What is an Easement?
An Easement is a non-possessory right in real property. What that means is that the person who has the right to use the Easement is not the owner of the property; the person merely has a limited right to use the property.
Easements can come into being without anyone even knowing that they exist, such as Prescriptive Easements, or Easements by Implication. However, the best practice is to put the Easement in writing. An experienced real estate attorney can draft the necessary documents, sometimes with the assistance of a surveyor. Once established, in writing or otherwise, an Easement will normally last indefinitely, and will automatically transfer from one owner to the next.
The most common type of Easement will “benefit” one parcel of property, and “burden” another. For example, if you have the right to maintain a driveway over someone else’s property, their property is “burdened” by the Easement, and your property is “benefited”.
Another common Easement might be for utilities, such as water, sewer, and/or electrical. Frequently, access and utility easements are combined in a single document.
Unfortunately Easements are a common source of litigation, some common disputes include:
- You are a property owner who wishes to stop someone from using your property;
- Another property owner wants to block your legitimate use of his or her land;
- You and your neighbor want to agree on an Easement, and need the agreement reduced to writing;
- Someone wants you to sign an Easement, and you need help understanding the agreement;
- Someone claims to have a right to use your property, even though no Express Easement was ever drafted.
One of the real estate lawyers at Deno Millikan Law Firm, PLLC, can take the necessary steps to ensure any Express Easement is thorough, and legally enforceable. Likewise, one of our lawyers can help you to fight for a favorable outcome in the event of a dispute over a Prescriptive Easement, or an Easement by Implication.

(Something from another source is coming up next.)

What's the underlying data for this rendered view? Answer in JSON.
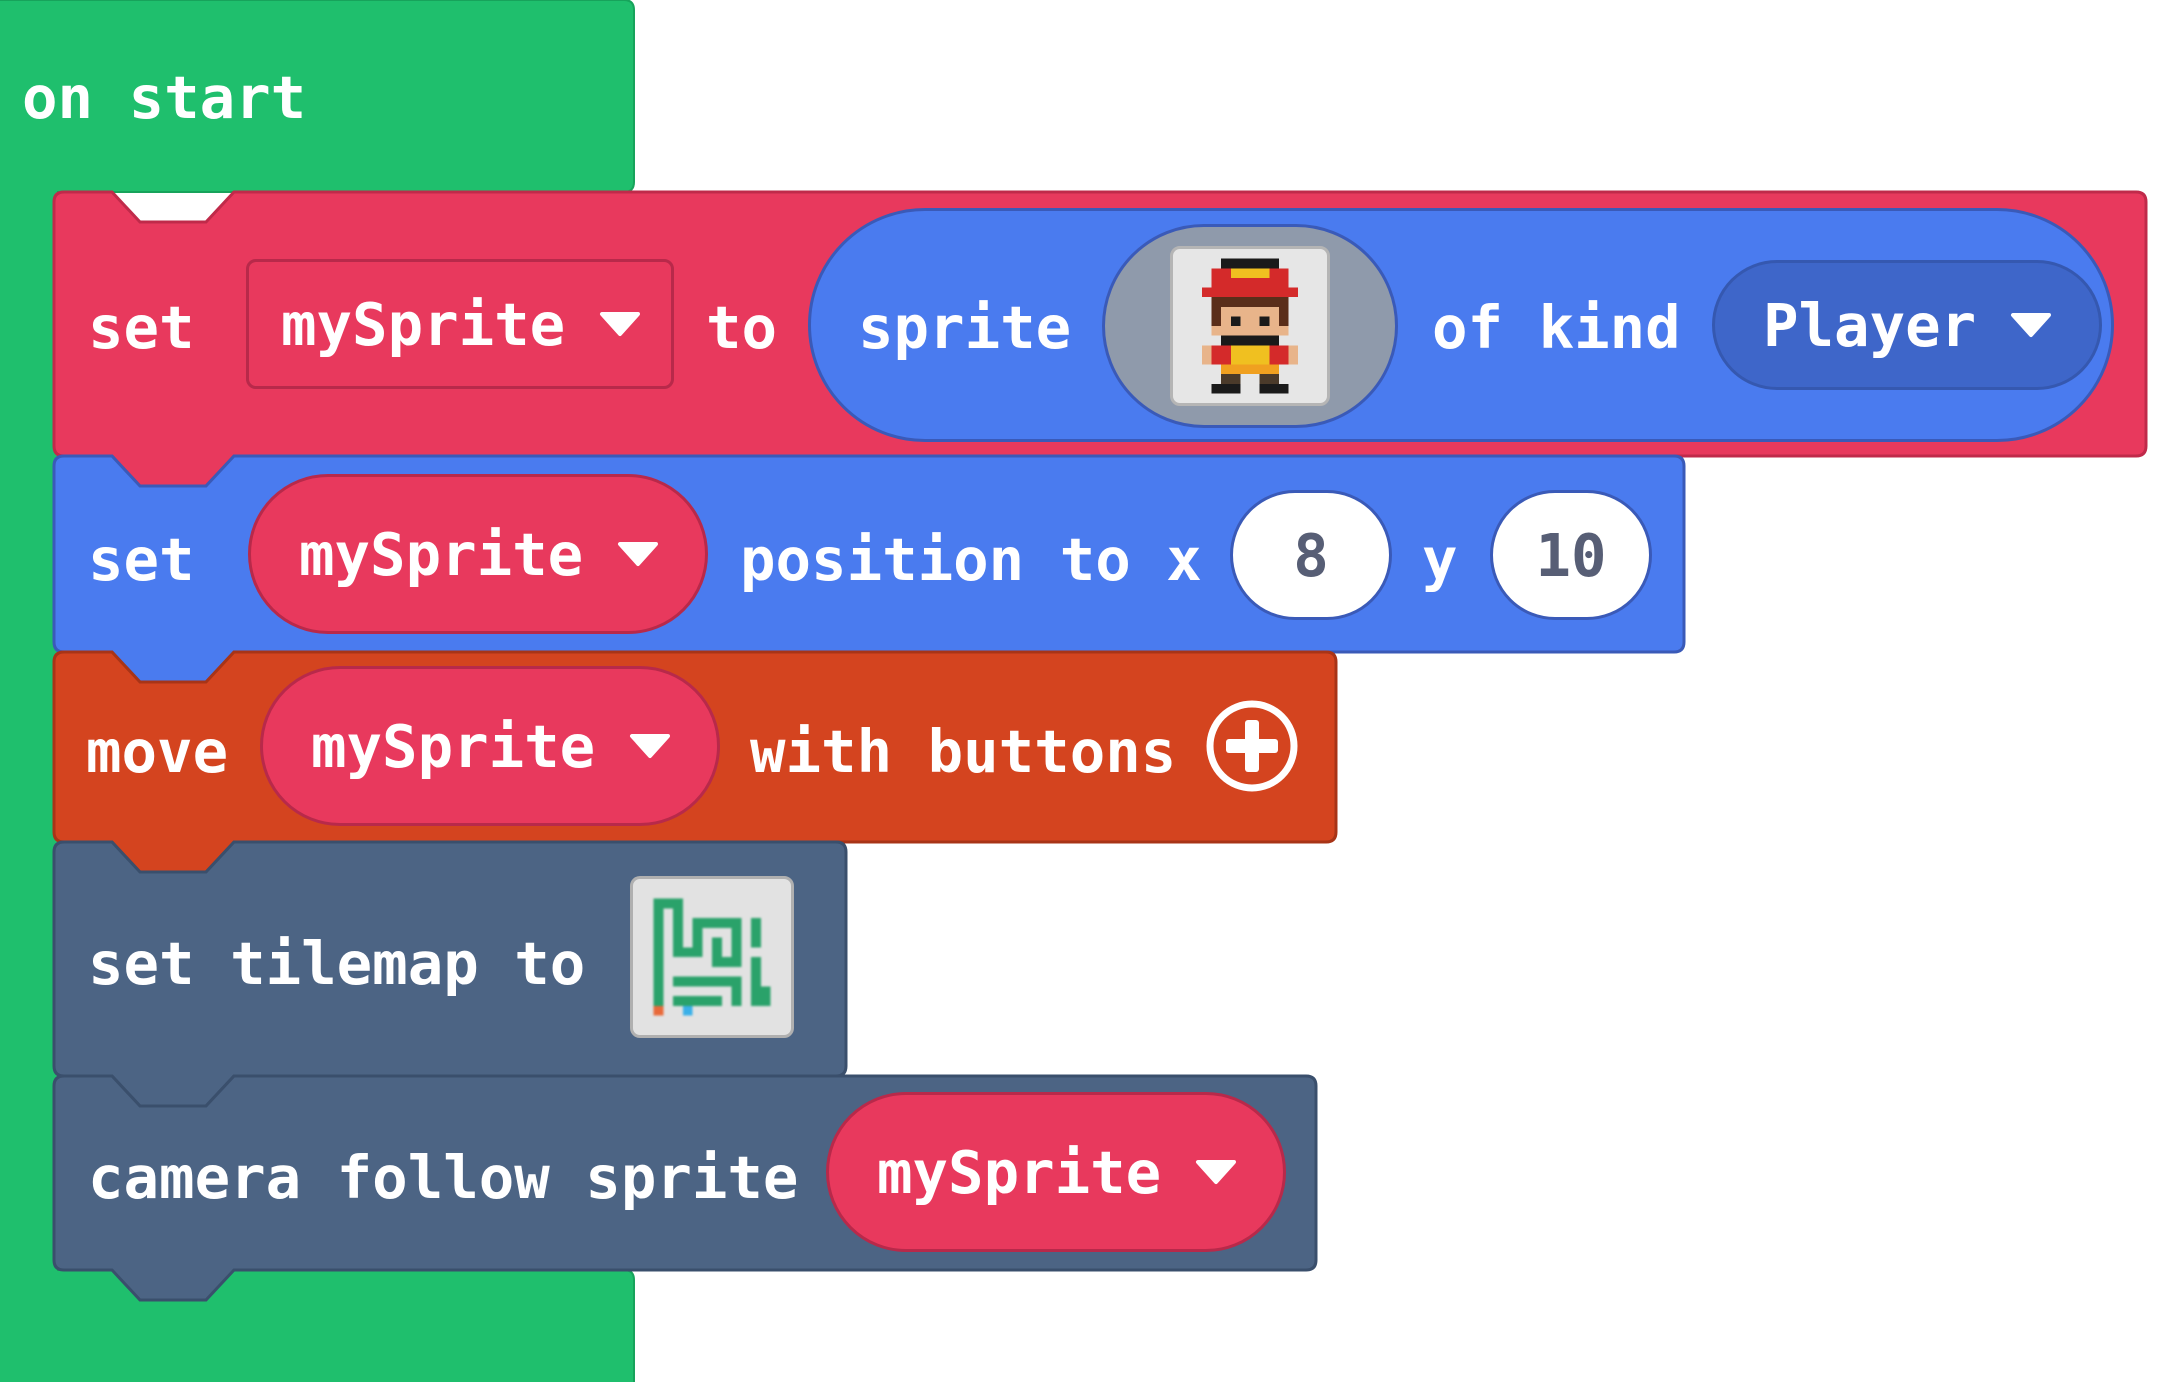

Regardless of the type of Easement, or whether it is in writing or otherwise, call the Deno Millikan Law Firm, PLLC at (425) 259-2222 or contact us online for further assistance.